Technical Abstract: MicroRNAs (miRNAs) ubiquitously exist in microorganisms, plants and animals, and appear to modulate a wide range of critical biological processes. However, no definitive conclusion has been reached regarding the uptake of exogenous dietary small RNAs into mammalian circulation and organs and cross-kingdom regulation. One of the critical issues is our ability to assess and distinguish the origin of miRNAs. Although periodate oxidation has been used to differentiate mammalian and plant miRNAs, validation of treatment efficiency and inclusion of proper controls for this method were lacking in previous studies.

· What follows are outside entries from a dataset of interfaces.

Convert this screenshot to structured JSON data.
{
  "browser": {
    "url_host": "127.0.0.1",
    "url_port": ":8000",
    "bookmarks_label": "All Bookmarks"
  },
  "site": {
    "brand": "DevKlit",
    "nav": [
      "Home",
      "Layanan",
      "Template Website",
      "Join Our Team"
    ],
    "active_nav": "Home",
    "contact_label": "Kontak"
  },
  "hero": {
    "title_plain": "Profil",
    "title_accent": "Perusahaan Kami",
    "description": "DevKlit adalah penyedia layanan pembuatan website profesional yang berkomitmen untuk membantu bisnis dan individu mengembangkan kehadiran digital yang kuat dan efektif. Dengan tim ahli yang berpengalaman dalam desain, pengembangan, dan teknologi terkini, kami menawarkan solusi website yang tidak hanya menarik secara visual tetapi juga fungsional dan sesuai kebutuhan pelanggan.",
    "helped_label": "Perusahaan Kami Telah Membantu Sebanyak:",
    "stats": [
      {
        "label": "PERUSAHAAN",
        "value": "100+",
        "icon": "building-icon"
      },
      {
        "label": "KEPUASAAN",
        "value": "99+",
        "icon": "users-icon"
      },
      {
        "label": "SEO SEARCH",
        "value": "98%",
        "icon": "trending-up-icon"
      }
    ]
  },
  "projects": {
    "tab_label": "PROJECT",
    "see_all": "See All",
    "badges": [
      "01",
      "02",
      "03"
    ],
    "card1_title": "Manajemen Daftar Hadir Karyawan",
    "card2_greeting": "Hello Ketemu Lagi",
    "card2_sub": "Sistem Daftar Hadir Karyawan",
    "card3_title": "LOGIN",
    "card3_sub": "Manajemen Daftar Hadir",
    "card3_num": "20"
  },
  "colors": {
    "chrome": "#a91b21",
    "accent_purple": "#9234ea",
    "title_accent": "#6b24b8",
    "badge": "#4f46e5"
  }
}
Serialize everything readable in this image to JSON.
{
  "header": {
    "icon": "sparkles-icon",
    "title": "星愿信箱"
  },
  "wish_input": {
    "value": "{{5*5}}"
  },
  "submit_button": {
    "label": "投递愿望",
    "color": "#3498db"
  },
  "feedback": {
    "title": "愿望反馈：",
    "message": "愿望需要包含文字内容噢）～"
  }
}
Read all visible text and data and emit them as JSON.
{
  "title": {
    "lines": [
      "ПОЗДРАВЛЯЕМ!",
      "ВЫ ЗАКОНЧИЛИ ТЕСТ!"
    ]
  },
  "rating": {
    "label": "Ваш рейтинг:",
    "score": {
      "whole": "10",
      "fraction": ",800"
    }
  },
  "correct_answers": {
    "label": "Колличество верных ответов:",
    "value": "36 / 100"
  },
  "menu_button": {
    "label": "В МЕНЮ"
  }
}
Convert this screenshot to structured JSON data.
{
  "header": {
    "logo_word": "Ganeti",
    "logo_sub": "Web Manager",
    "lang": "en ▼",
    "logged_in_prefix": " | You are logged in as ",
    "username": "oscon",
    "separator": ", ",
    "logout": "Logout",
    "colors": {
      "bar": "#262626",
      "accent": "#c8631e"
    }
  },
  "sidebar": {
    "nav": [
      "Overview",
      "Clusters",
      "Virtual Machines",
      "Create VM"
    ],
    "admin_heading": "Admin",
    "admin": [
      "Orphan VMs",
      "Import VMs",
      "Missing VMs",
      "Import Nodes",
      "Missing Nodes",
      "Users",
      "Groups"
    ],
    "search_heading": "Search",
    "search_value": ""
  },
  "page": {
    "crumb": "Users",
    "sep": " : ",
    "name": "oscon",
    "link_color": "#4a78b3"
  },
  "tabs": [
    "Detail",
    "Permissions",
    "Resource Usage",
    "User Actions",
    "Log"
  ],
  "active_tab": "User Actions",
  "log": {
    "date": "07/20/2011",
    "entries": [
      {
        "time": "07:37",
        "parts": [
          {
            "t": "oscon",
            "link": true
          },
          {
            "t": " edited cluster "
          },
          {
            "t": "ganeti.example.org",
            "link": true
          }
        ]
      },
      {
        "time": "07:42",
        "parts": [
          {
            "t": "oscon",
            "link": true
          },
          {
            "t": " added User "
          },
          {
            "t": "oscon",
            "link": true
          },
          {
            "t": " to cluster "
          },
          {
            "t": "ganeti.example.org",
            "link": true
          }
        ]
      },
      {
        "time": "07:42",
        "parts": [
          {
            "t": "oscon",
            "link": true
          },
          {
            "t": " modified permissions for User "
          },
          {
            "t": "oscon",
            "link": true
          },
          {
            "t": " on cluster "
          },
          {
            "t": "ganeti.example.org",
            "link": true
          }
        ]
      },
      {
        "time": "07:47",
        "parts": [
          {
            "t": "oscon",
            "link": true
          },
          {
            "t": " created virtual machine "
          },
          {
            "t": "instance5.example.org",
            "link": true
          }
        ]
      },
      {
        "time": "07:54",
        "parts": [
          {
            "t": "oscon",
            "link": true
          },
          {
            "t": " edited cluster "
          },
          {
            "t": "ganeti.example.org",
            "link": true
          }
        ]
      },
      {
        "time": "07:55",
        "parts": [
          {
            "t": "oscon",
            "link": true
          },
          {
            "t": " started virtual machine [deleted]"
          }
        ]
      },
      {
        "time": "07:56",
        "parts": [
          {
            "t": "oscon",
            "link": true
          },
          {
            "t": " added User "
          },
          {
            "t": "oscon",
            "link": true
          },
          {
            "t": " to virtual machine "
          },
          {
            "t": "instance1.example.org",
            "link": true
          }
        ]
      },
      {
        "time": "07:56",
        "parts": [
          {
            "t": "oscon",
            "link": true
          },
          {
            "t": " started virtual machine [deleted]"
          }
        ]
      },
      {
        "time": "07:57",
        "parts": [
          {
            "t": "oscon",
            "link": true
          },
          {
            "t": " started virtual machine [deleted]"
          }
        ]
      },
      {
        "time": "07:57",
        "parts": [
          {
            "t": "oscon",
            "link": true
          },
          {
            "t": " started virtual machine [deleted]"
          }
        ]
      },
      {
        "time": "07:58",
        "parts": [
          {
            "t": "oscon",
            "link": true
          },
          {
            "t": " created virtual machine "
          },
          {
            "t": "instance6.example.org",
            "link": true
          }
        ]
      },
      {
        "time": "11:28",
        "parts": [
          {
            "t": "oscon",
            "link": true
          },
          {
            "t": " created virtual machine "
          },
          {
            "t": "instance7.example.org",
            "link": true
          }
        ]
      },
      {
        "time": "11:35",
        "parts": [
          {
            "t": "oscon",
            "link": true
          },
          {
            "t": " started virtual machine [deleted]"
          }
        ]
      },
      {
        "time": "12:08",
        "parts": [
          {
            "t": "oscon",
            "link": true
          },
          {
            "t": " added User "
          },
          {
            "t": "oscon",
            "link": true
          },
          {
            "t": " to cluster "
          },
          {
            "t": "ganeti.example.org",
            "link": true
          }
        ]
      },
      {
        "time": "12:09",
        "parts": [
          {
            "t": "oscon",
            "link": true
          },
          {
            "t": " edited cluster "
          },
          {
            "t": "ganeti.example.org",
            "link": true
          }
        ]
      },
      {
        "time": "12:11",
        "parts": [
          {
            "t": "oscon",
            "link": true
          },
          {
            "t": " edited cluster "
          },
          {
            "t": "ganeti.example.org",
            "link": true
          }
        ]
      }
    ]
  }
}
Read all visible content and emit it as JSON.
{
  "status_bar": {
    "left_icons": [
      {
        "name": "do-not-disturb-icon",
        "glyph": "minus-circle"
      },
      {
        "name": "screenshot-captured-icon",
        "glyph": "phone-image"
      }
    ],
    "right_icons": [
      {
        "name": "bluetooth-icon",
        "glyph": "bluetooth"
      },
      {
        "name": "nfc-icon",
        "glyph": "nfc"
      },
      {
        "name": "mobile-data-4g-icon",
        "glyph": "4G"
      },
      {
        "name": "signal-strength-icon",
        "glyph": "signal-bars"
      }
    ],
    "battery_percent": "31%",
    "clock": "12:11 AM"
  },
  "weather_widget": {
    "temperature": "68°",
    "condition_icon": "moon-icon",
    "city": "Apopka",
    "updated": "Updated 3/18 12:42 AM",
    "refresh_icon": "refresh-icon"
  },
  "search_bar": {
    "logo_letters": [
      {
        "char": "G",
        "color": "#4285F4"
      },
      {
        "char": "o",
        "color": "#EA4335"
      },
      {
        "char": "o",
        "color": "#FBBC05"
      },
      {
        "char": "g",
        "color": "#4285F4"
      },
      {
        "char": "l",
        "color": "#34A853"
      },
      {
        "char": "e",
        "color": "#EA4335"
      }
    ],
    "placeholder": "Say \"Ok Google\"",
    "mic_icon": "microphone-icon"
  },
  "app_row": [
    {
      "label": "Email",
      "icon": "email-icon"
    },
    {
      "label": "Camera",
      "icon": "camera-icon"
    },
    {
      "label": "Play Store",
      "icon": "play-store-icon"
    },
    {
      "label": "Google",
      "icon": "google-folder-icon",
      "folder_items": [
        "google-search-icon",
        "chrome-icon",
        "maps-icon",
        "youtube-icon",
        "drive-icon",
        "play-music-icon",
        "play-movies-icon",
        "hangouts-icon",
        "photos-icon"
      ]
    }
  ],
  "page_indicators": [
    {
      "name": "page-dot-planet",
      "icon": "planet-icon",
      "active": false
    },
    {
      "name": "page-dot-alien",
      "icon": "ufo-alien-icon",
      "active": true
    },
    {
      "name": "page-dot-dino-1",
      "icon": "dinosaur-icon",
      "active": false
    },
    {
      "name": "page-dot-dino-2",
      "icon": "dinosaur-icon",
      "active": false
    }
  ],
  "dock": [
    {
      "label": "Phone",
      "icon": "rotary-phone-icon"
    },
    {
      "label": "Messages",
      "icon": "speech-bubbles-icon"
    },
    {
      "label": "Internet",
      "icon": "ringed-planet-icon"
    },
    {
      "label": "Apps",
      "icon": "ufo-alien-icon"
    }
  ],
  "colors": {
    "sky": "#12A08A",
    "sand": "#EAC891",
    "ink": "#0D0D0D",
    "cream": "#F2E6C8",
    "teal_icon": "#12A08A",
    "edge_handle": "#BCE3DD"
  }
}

This study aimed to address: 1) the efficiency of periodate treatment in plant or mammalian RNA matrices, and 2) the necessity of inclusion of internal controls. We found that overloading the reaction system with a high concentration of RNA resulted in incomplete oxidation of unmethylated miRNA. We designed and tested spike-in synthetic miRNAs in various plant and mammalian matrices and showed that they can be used as control for the completion of periodate oxidation. The abundant miRNAs from soy and corn were analyzed in the plasma, liver, and fecal samples of C57BL/6 mice fed with a corn and soy based chow diet using our improved methodology. We did not detect plant miRNAs in the mouse plasma or liver samples. In summary, an improved methodology was developed for plant miRNA detection that appears to work well in different sample matrices.